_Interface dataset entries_
..........
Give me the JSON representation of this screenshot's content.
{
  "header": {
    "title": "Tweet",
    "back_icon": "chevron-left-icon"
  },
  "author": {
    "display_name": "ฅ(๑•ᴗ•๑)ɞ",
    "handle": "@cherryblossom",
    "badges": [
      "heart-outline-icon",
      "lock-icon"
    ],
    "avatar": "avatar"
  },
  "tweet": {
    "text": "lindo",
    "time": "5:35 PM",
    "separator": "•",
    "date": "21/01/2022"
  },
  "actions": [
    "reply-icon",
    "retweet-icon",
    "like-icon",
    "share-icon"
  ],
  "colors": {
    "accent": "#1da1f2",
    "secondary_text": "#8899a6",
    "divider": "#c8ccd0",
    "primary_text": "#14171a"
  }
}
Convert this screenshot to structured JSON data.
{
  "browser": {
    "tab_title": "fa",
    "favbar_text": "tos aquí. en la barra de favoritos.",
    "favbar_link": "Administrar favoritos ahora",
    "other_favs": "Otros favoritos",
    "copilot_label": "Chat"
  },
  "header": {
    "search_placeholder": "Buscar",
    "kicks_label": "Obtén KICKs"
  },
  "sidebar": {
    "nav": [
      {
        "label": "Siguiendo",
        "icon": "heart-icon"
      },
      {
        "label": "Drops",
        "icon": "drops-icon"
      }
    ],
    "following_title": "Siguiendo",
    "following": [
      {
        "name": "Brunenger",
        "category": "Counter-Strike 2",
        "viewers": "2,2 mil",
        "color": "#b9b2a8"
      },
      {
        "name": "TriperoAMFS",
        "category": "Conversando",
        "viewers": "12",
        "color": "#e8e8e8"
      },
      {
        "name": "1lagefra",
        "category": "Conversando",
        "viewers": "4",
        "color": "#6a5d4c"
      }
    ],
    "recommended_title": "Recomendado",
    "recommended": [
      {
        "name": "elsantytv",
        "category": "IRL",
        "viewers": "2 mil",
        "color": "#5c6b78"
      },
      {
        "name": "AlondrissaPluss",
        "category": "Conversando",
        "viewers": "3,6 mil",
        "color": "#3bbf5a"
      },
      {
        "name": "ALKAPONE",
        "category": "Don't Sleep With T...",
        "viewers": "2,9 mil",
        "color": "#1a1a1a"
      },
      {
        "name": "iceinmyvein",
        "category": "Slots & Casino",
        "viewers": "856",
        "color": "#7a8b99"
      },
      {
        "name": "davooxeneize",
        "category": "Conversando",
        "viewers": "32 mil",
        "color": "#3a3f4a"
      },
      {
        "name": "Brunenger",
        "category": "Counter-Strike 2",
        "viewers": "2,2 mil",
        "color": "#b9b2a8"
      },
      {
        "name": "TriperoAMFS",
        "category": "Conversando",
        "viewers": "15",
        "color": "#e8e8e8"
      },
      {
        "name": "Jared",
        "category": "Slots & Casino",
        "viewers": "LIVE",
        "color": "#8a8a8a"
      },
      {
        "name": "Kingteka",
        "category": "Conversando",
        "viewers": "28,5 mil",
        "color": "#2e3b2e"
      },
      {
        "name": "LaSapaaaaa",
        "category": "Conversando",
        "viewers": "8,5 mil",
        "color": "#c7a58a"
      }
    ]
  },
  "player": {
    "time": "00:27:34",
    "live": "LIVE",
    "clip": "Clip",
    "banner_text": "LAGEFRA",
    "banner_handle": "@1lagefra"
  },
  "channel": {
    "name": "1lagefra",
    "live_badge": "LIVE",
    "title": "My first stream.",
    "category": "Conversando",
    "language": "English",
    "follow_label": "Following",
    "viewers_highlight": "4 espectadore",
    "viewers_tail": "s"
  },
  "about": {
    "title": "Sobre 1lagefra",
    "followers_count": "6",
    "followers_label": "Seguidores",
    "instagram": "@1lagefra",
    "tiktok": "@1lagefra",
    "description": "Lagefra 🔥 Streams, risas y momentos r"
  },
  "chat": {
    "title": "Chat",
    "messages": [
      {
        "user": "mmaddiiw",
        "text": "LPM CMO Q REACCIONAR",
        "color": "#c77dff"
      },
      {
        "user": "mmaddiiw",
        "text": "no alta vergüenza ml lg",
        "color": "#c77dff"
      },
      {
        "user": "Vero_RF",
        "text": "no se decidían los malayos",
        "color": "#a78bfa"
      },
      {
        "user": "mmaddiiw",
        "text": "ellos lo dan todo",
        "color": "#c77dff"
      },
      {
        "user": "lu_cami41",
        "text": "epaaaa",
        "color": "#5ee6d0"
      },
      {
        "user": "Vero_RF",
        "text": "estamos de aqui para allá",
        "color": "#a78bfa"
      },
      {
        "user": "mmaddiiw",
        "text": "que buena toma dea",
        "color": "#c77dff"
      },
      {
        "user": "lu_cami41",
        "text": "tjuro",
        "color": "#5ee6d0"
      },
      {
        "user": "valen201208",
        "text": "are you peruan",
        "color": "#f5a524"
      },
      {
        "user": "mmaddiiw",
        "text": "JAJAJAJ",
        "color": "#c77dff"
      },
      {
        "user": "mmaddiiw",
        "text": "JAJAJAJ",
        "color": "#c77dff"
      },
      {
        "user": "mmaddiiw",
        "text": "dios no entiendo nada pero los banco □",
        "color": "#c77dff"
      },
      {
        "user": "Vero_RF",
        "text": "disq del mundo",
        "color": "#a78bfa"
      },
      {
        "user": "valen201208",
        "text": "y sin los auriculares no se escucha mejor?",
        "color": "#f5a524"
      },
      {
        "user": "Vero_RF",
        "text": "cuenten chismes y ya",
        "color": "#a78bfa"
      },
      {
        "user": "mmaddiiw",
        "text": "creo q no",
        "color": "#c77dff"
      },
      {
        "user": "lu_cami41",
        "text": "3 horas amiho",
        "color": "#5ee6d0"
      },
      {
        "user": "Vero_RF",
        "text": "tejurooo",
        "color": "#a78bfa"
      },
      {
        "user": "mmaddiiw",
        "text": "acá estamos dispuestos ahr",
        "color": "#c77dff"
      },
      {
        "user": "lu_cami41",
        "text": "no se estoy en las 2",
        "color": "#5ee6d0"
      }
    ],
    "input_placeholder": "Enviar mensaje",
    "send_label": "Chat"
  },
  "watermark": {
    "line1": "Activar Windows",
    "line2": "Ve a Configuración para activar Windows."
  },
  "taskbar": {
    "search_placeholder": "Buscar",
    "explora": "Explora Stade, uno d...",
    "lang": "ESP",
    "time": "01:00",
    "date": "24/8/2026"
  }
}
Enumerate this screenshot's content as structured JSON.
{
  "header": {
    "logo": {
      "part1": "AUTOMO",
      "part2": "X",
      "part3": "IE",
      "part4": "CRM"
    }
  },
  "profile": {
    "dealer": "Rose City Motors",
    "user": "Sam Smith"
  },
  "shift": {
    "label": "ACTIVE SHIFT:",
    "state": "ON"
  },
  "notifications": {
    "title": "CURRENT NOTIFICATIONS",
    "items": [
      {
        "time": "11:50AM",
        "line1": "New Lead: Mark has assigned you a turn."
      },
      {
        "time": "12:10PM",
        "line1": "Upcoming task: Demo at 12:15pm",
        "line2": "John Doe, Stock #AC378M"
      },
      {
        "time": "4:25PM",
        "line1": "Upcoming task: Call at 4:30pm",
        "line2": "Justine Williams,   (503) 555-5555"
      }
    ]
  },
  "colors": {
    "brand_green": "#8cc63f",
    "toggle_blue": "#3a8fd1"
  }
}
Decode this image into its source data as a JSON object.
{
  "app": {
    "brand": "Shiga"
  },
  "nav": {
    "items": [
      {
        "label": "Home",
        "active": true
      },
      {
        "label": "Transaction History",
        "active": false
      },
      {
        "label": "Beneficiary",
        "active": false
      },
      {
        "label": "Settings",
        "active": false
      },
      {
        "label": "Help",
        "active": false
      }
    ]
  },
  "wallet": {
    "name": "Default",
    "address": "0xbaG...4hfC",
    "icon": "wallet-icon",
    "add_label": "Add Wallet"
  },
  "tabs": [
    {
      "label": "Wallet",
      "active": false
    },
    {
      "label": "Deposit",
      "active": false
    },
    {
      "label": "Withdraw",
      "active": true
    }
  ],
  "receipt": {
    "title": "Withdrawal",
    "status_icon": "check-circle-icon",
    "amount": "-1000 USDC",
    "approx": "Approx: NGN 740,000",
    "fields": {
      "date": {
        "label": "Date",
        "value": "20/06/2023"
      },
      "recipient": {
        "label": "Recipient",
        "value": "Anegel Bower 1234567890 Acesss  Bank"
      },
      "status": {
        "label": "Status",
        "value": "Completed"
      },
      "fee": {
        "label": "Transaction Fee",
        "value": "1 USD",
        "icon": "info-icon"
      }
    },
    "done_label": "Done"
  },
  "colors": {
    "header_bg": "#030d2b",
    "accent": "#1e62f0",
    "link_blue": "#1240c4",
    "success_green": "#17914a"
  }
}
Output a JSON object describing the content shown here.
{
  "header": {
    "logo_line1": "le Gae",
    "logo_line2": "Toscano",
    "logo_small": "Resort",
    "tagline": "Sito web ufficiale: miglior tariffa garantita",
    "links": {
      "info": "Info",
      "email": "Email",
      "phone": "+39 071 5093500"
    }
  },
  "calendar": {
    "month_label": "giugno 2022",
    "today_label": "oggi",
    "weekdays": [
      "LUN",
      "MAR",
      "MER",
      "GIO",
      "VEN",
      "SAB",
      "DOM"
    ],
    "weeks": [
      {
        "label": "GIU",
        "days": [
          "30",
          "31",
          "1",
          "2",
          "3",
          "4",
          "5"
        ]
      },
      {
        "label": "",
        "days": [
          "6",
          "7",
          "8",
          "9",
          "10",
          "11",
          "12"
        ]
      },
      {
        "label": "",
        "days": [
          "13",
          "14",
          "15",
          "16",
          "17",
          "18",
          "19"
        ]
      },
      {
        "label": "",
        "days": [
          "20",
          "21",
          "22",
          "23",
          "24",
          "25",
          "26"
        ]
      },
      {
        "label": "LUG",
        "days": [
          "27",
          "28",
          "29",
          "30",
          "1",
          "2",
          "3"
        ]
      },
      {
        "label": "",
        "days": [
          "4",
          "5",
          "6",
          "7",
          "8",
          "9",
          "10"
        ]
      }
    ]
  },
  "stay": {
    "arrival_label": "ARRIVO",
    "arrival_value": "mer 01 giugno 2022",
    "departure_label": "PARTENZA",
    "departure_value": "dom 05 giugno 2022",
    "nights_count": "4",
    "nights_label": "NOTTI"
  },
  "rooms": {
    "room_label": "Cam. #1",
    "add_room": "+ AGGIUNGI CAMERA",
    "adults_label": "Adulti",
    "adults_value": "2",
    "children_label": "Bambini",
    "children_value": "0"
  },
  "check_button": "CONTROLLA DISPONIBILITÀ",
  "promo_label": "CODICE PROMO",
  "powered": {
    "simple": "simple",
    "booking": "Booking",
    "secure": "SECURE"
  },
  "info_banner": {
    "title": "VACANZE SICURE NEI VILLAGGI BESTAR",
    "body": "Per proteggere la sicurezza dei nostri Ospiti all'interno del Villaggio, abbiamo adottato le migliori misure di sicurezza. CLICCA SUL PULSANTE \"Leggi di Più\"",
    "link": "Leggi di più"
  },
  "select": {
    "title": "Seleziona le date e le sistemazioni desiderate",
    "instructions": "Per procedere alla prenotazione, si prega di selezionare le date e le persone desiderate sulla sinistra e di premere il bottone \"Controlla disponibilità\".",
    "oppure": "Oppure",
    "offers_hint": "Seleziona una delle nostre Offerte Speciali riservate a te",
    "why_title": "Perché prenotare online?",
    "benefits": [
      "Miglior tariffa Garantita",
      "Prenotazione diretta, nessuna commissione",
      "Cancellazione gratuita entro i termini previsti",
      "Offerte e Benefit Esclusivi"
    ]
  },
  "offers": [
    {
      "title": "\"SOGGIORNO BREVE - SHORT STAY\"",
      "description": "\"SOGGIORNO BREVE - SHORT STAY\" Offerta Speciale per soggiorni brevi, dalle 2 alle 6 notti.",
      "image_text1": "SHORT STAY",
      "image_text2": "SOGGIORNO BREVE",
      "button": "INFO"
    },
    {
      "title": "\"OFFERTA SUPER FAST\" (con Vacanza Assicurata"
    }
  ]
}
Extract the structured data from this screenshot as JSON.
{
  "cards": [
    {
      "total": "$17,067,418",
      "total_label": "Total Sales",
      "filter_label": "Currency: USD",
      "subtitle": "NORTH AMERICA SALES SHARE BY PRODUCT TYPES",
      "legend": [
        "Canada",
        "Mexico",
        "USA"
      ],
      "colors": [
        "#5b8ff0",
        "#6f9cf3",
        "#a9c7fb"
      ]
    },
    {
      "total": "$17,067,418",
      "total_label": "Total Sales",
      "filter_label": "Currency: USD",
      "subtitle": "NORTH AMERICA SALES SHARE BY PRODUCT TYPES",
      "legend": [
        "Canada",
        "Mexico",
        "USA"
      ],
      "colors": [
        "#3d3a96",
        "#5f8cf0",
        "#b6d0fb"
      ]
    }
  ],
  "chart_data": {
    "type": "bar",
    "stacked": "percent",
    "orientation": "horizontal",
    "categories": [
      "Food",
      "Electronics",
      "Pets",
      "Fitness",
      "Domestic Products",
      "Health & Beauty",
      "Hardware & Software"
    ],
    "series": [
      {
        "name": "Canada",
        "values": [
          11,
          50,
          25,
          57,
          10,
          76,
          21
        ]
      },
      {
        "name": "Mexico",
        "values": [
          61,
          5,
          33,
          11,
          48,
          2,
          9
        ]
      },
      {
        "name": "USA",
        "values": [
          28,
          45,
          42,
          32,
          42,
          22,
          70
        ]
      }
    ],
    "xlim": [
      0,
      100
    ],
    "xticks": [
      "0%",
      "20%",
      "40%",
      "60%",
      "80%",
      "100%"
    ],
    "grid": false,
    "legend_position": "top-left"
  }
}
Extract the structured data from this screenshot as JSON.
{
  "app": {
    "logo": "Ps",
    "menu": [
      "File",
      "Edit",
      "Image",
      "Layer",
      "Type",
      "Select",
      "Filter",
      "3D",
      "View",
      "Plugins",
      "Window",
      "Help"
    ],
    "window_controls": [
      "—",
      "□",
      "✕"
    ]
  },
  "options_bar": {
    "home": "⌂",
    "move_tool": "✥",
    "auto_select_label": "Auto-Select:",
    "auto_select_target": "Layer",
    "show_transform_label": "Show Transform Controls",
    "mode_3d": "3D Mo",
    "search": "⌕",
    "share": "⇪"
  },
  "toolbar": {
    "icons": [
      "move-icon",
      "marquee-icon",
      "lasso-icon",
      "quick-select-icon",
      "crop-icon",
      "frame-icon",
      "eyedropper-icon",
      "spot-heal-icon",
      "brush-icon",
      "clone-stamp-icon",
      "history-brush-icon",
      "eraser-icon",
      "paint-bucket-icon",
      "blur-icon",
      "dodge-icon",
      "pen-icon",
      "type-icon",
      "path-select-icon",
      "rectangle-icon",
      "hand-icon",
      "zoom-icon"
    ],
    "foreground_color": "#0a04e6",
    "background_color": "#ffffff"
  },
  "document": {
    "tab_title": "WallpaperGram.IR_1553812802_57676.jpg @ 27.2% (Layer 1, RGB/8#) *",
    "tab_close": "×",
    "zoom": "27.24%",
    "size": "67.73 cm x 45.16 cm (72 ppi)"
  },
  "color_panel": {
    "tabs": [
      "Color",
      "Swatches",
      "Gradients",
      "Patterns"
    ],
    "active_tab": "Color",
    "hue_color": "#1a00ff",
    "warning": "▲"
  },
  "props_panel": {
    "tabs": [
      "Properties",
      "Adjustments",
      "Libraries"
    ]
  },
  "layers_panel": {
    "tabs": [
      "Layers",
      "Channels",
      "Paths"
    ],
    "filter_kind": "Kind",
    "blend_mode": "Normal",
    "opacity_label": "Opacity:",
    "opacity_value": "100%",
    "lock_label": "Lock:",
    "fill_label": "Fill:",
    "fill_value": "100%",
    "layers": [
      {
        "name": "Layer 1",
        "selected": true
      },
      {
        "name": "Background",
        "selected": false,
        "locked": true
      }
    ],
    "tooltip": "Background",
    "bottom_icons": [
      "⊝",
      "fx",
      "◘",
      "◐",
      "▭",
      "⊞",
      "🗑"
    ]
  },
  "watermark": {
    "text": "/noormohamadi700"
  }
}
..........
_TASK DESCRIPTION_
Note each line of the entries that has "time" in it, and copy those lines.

_EXERCISE OUTPUT_
    "time": "5:35 PM",
    "time": "00:27:34",
    "time": "01:00",
        "time": "11:50AM",
        "time": "12:10PM",
        "time": "4:25PM",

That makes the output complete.